§ **Excerpts from an interface dataset**:
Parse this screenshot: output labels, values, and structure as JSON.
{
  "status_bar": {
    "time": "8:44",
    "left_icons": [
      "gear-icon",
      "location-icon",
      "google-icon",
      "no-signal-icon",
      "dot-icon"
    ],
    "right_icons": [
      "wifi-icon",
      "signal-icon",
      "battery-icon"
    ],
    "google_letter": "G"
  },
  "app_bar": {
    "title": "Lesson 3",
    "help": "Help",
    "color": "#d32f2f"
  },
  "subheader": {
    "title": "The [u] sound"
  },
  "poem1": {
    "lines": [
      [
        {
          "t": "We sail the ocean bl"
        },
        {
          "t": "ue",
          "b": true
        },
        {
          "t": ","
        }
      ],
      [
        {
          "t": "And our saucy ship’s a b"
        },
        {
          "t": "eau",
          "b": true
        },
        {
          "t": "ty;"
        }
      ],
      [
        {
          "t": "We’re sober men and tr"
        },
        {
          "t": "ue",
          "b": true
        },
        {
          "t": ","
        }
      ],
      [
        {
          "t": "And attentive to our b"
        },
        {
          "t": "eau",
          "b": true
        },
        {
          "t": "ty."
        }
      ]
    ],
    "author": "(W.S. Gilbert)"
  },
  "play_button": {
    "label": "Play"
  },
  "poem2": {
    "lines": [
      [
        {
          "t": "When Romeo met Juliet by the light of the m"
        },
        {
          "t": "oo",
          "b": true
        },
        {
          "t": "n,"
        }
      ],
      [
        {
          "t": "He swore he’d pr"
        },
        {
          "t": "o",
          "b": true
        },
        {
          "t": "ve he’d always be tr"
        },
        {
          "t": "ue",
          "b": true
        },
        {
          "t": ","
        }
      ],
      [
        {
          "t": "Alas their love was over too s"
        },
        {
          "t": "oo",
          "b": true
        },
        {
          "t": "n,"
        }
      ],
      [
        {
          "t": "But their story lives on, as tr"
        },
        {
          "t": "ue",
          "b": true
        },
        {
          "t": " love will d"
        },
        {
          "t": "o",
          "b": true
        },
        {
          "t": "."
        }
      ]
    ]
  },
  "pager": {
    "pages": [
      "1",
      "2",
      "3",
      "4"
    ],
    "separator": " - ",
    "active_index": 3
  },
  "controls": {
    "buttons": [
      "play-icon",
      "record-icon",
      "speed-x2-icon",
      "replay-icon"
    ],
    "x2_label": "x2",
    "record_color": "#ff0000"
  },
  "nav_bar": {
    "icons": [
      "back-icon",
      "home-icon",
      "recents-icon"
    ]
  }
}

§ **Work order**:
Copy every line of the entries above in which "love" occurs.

§ **Response for this exercise**:
          "t": "Alas their love was over too s"
          "t": " love will d"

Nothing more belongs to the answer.